Many of us going into the World Cup, had probably written off Wales’ chances of getting out of the so-called Pool of Death as they went into the tournament with a raft of crippling injuries and absentees. Then a certain Dan Biggar stepped up to take his first kick, while Gareth Davies made his first offload from the back of the scrum and all of a sudden the world sat up in a hurry and took notice. Dan Biggar in particular singlehandedly turned Wales fortunes around. Ignoring his slightly bizarre pre-kick dance moves, the Welsh flyhalf caught the imagination of the world in a truly inspired series of performances during Wales five-week campaign. Meanwhile Gareth Davies at scrum half would ensure that Wales would score five pointers to complement the GPS system that Dan Biggar was obviously wearing in his boots. Throw in some heroic performances from lock Alun-Wyn Jones, flanker and Captain Sam Warburton alongside Justin Tipuric and this Welsh team instantly became the stuff of legends.

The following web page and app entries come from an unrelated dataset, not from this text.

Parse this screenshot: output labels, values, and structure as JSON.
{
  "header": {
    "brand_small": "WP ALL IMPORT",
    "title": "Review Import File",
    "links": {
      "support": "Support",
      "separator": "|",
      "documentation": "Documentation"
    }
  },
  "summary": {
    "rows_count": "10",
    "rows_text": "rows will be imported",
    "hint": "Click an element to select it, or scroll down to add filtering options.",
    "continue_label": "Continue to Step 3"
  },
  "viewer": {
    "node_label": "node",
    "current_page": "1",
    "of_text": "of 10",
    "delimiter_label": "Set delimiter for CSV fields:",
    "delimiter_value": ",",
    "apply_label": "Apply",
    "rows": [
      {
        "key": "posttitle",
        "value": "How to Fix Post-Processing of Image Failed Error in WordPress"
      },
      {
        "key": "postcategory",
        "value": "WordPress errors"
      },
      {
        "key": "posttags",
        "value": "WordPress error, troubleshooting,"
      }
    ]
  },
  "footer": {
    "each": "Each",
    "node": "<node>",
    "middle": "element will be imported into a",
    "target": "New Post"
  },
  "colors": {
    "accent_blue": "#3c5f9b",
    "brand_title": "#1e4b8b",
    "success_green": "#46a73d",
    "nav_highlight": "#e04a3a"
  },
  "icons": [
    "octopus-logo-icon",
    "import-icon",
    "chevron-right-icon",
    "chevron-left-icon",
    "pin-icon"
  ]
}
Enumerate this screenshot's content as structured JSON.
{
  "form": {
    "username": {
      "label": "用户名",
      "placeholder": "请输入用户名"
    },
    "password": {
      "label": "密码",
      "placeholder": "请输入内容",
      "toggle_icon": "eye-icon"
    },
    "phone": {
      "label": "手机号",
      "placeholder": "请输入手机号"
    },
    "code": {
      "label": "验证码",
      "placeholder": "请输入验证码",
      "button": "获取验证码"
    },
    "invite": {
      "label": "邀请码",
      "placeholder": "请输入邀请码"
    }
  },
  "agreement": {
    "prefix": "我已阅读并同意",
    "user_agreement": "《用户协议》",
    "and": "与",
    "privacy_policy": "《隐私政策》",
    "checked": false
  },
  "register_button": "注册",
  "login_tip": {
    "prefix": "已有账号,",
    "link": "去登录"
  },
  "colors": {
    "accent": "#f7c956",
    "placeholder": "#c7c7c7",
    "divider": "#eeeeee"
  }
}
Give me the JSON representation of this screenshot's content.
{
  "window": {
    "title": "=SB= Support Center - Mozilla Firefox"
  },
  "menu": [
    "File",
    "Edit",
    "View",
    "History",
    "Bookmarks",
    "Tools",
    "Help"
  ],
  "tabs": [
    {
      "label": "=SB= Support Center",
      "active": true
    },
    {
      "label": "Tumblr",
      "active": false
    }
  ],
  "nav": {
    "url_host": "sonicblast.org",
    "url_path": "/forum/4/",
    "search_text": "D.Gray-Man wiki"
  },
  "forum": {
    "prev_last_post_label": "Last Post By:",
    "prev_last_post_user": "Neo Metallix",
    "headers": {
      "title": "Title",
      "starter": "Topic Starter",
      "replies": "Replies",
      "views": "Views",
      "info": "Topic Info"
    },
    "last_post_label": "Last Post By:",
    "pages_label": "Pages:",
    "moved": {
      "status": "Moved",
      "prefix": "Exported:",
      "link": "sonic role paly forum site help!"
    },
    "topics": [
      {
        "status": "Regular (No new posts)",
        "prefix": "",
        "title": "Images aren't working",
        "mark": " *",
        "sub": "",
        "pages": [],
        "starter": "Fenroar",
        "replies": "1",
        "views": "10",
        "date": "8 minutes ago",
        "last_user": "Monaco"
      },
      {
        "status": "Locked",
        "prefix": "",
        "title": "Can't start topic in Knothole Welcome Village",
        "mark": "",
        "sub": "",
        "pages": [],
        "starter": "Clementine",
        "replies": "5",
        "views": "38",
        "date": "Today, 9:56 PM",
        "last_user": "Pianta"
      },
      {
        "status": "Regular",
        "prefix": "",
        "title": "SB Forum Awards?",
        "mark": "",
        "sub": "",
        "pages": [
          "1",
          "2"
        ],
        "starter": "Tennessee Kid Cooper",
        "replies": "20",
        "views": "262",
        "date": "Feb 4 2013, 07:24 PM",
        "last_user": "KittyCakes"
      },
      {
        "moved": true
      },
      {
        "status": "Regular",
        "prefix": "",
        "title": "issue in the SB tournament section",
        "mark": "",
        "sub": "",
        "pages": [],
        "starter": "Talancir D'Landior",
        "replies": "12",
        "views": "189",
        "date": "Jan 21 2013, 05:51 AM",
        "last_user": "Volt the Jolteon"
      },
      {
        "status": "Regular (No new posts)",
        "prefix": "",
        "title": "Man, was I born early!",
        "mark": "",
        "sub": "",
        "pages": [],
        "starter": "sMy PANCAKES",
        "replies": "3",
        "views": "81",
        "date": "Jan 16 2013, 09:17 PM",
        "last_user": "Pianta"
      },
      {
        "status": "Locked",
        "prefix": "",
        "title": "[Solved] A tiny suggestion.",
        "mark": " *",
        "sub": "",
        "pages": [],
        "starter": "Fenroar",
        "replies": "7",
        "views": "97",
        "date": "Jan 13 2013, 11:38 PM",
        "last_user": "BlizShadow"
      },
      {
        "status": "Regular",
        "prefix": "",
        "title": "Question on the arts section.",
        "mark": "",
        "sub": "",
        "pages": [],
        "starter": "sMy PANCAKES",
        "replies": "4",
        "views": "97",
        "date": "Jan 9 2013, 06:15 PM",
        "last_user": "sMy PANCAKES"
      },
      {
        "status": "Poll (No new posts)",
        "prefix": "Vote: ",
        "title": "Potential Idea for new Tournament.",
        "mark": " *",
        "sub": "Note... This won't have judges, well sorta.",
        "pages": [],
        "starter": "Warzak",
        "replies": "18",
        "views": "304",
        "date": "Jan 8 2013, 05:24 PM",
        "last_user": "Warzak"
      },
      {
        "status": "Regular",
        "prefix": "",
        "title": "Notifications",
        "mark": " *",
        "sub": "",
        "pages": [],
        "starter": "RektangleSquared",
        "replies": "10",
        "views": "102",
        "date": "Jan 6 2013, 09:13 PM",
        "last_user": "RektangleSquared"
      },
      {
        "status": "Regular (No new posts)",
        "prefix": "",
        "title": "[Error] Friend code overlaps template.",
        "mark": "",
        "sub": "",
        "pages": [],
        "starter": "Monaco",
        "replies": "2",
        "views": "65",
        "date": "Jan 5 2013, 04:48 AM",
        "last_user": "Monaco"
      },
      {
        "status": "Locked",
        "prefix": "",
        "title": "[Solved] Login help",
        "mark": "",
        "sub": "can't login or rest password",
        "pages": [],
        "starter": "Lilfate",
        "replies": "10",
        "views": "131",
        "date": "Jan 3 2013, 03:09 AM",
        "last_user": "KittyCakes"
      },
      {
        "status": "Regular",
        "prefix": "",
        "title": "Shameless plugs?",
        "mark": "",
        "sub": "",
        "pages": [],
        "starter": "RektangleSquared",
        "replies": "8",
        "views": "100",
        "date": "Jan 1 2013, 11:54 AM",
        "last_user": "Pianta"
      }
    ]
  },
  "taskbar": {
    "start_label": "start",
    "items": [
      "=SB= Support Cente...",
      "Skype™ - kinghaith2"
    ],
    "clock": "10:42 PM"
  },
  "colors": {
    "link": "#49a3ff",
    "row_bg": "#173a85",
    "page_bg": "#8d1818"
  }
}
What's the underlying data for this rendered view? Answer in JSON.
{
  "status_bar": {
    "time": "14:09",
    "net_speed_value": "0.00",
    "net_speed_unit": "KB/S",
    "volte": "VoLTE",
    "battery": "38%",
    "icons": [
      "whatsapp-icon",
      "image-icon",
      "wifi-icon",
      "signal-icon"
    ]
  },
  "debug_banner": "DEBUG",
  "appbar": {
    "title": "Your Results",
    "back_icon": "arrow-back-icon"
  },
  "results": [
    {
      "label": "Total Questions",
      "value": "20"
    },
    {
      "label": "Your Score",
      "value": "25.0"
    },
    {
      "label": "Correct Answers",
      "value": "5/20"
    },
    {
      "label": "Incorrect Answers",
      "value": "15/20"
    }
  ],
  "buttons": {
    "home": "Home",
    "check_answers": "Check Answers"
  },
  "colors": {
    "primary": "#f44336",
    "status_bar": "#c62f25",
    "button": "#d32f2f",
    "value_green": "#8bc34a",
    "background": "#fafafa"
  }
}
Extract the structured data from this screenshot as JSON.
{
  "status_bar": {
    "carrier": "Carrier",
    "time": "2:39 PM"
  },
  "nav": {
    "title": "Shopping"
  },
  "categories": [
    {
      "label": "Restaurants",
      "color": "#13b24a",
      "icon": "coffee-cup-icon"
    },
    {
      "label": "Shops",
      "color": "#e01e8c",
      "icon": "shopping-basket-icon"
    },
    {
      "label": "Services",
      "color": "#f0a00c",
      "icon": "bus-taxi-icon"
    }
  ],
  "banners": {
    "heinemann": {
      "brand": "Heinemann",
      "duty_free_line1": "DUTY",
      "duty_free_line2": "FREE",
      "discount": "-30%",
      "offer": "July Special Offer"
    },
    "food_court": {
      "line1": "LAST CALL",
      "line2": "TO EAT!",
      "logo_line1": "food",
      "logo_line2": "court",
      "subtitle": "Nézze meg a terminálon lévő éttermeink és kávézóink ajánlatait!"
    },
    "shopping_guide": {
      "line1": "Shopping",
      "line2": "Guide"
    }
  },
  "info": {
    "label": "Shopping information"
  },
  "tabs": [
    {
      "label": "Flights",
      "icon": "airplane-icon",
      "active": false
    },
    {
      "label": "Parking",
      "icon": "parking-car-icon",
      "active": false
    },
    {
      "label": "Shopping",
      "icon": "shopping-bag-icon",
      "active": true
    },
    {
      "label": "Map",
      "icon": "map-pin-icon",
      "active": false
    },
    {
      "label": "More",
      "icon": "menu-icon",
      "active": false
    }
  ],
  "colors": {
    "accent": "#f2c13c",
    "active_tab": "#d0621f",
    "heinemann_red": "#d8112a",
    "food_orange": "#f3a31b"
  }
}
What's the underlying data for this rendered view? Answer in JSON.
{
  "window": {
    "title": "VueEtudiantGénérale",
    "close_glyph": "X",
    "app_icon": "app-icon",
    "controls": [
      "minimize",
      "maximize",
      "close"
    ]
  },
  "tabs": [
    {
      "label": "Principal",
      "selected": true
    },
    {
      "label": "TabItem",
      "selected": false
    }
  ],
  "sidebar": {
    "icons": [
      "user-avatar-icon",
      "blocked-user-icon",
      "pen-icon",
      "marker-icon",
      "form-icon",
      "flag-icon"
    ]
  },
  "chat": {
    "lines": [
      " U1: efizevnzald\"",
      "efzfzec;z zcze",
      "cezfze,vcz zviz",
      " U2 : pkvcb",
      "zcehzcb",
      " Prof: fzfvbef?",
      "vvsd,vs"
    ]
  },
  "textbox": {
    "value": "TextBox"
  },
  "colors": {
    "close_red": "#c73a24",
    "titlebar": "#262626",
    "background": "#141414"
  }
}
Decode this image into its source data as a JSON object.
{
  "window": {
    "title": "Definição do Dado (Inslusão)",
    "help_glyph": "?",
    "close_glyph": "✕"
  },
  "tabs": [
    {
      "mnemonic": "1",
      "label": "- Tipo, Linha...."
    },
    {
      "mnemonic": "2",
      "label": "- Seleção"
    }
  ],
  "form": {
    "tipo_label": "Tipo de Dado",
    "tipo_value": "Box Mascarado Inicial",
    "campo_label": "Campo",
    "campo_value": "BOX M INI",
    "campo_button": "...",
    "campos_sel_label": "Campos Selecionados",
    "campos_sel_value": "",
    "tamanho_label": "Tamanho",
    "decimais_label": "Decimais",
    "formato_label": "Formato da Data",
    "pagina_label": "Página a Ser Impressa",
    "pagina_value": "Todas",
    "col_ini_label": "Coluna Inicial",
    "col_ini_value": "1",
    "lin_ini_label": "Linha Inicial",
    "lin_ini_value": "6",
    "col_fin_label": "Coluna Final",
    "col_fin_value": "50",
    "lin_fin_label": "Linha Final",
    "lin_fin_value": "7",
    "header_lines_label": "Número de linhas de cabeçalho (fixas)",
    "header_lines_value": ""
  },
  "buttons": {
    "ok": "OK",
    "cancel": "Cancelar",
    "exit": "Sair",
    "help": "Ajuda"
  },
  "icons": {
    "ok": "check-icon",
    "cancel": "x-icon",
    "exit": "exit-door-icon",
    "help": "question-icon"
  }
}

For me, even though they lost to Australia in the Pool stages they were outstanding. When you consider the character this Welsh side showed as well as displaying some spectacular running rugby at times, it was no wonder that they ran South Africa so close in the quarter-finals. However, you couldn’t help feeling that despite all the hurdles the Welsh had overcome given their injury list, the game against South Africa as a result was just that bridge too far, even though Wales came so close to snatching a historic victory. Nevertheless, given that they performed so well with so many new younger players, Wales must surely feel more than a little excited about what the next four years holds in store for them. I personally think there is at least one Six Nations Grand Slam in Wales prior to 2019, along with the possibility of a big scalp somewhere in the Southern Hemisphere during the summer tours as well as some real success at home during the Autumn tests. For Wales it should simply be a case of regroup and rebuild over the next four years while learning what the secret is to go the extra mile come World Cup time. The only question mark that surrounds this process is whether or not Coach Warren Gatland will still be there in 2019 to guide them through it. While many people questioned his wisdom going into this World Cup as the Welsh roster resembled a combat casualty list, he still managed to get the absolute best out of his players when it mattered most. Whether you are a Gatland fan or not, the type of consistency he brings may in Wales case be just what they need at least till 2019. If he wants to stay till then and the Welsh public let him remains to be seen, but I would go with the opinion that perhaps more of the same with a dash more creativity might just be what Wales needs and Gatland is probably the best man to provide it.